The course details the development of economics as a coherent analytical discipline through a historical study of its main schools and contributors, including the Physiocrats; the Classical Economists (especially Jevons, Walras, and Clark), Marshall, and Keynes. Lesser figures are treated as time allows. Attention throughout is given to the changing philosophical and cultural background of economic thought.

Number of Credits: 3

When Offered: Fall

How Offered: Face-to-Face

Prerequisites: ECN 150 and ECN 201

ECN 455 - Public Finance

This course involves an analysis of the revenue and expenditure activity of government with particular emphasis on the rationale of federal government activity. Also considered are the issues of distribution, efficiency, equity, and stability in the economy.

Number of Credits: 3

Prerequisites: ECN 150; ECN 201

ECN 481 - Seminar in Economics

This course is intended to be a capstone course for economics majors, one that aids the student in integrating the material from diverse economics courses.
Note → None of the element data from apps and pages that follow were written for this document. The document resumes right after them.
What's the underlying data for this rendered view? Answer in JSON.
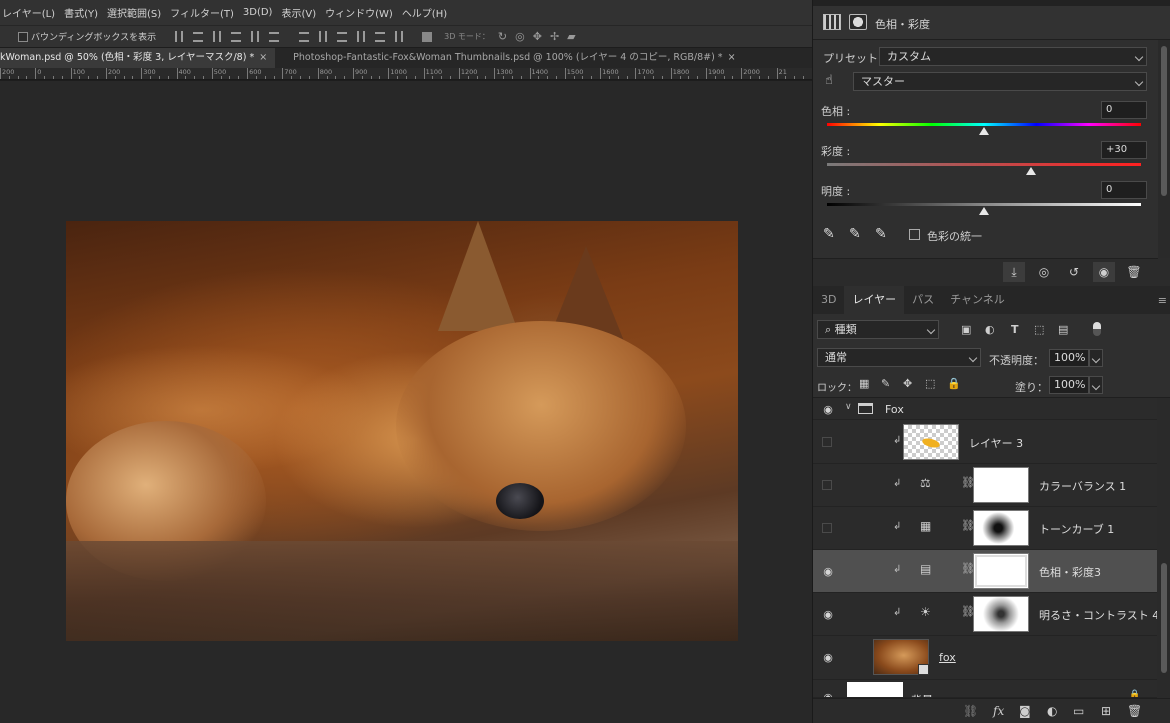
{
  "menubar": [
    "レイヤー(L)",
    "書式(Y)",
    "選択範囲(S)",
    "フィルター(T)",
    "3D(D)",
    "表示(V)",
    "ウィンドウ(W)",
    "ヘルプ(H)"
  ],
  "options": {
    "bounding_box_label": "バウンディングボックスを表示",
    "mode_3d_label": "3D モード："
  },
  "tabs": [
    {
      "label": "kWoman.psd @ 50% (色相・彩度 3, レイヤーマスク/8) *",
      "close": "×",
      "active": true
    },
    {
      "label": "Photoshop-Fantastic-Fox&Woman Thumbnails.psd @ 100% (レイヤー 4 のコピー, RGB/8#) *",
      "close": "×",
      "active": false
    }
  ],
  "ruler_labels": [
    "200",
    "0",
    "100",
    "200",
    "300",
    "400",
    "500",
    "600",
    "700",
    "800",
    "900",
    "1000",
    "1100",
    "1200",
    "1300",
    "1400",
    "1500",
    "1600",
    "1700",
    "1800",
    "1900",
    "2000",
    "21"
  ],
  "properties": {
    "title": "色相・彩度",
    "preset_label": "プリセット：",
    "preset_value": "カスタム",
    "channel_value": "マスター",
    "hue_label": "色相 :",
    "hue_value": "0",
    "hue_fraction": 0.5,
    "saturation_label": "彩度 :",
    "saturation_value": "+30",
    "saturation_fraction": 0.65,
    "lightness_label": "明度 :",
    "lightness_value": "0",
    "lightness_fraction": 0.5,
    "colorize_label": "色彩の統一",
    "colorize_checked": false
  },
  "layers_panel": {
    "tabs": [
      "3D",
      "レイヤー",
      "パス",
      "チャンネル"
    ],
    "active_tab": "レイヤー",
    "filter_kind": "種類",
    "blend_mode": "通常",
    "opacity_label": "不透明度：",
    "opacity_value": "100%",
    "lock_label": "ロック：",
    "fill_label": "塗り：",
    "fill_value": "100%",
    "group_name": "Fox",
    "layers": [
      {
        "name": "レイヤー 3",
        "visible": false,
        "type": "pixel"
      },
      {
        "name": "カラーバランス 1",
        "visible": false,
        "type": "color-balance"
      },
      {
        "name": "トーンカーブ 1",
        "visible": false,
        "type": "curves"
      },
      {
        "name": "色相・彩度3",
        "visible": true,
        "type": "hue-saturation",
        "selected": true
      },
      {
        "name": "明るさ・コントラスト 4",
        "visible": true,
        "type": "brightness-contrast"
      },
      {
        "name": "fox",
        "visible": true,
        "type": "smart-object"
      },
      {
        "name": "背景",
        "visible": true,
        "type": "background"
      }
    ]
  },
  "colors": {
    "panel_bg": "#2b2b2b",
    "selected_layer": "#505050",
    "canvas_bg": "#282828"
  }
}
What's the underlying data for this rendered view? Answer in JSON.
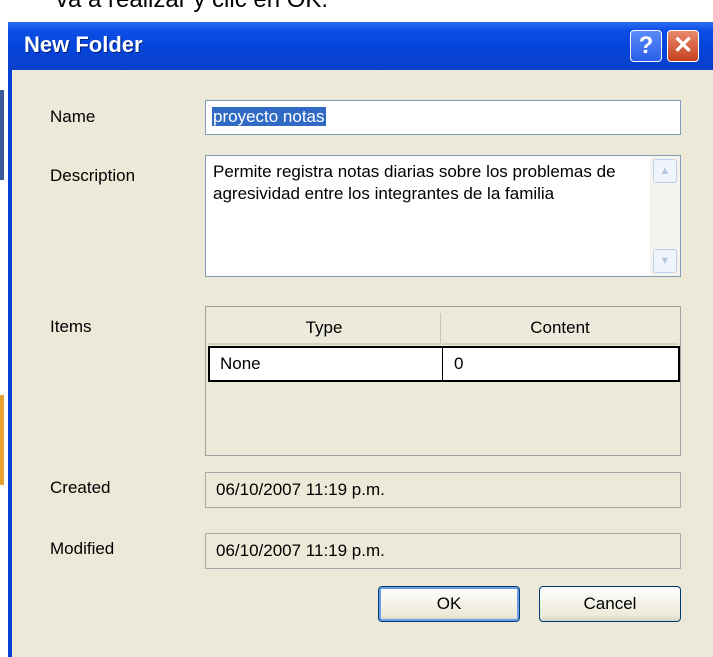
{
  "background": {
    "caption": "va a realizar y clic en OK."
  },
  "dialog": {
    "title": "New Folder",
    "help_glyph": "?",
    "close_glyph": "✕",
    "labels": {
      "name": "Name",
      "description": "Description",
      "items": "Items",
      "created": "Created",
      "modified": "Modified"
    },
    "name_value": "proyecto notas",
    "description_value": "Permite registra notas diarias sobre los problemas de agresividad entre los integrantes de la familia",
    "items_table": {
      "columns": [
        "Type",
        "Content"
      ],
      "rows": [
        [
          "None",
          "0"
        ]
      ]
    },
    "created_value": "06/10/2007 11:19 p.m.",
    "modified_value": "06/10/2007 11:19 p.m.",
    "buttons": {
      "ok": "OK",
      "cancel": "Cancel"
    }
  },
  "colors": {
    "titlebar": "#0544d8",
    "client": "#ece9d8",
    "selection": "#316ac5"
  },
  "icons": [
    "help-icon",
    "close-icon",
    "scroll-up-icon",
    "scroll-down-icon"
  ]
}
It stresses techniques for the preparation of written research reports. Students will ordinarily deliver to the seminar an oral presentation of their research results.

Number of Credits: 3

When Offered: Fall

How Offered: Face-to-Face

Prerequisites: Senior standing in ECN 213, ECN 221 or ECN 222

ECN 485 - Seminar in Economics and International Studies

This capstone course for Economics and International Studies majors aims to assist students to research, integrate, and communicate information about the global economy. Specifically, students will learn to conduct research on economic problems and policies of countries and regions of the world not native to them. Students will compose a 250 to 300 word abstract of their seminar papers in two languages, English and a second language. Further, students will be expected to demonstrate at least one of the following competencies: a) to write, in a non-native language, summaries of research in sources written in non-native language; b) to write the seminar paper in a non-native language; or c) to present research results orally in a non-native language.

Number of Credits: 3

When Offered: Fall

How Offered: Face-to-Face

Prerequisites: Senior standing in ECN 213, ECN 221 or ECN 222

ECN/POL 213 - Statistics for Economics and Political Science

This course focuses on basic statistical methods used in the analysis of economic and political phenomena and decision-making. Emphasis is on the application of statistical techniques and the sound interpretation of statistical results. Topics include descriptive statistics, probability, sampling and sampling distributions, statistical estimation, hypothesis testing, simple regression, and correlation.

Number of Credits: 3

When Offered: Fall

How Offered: Face-to-Face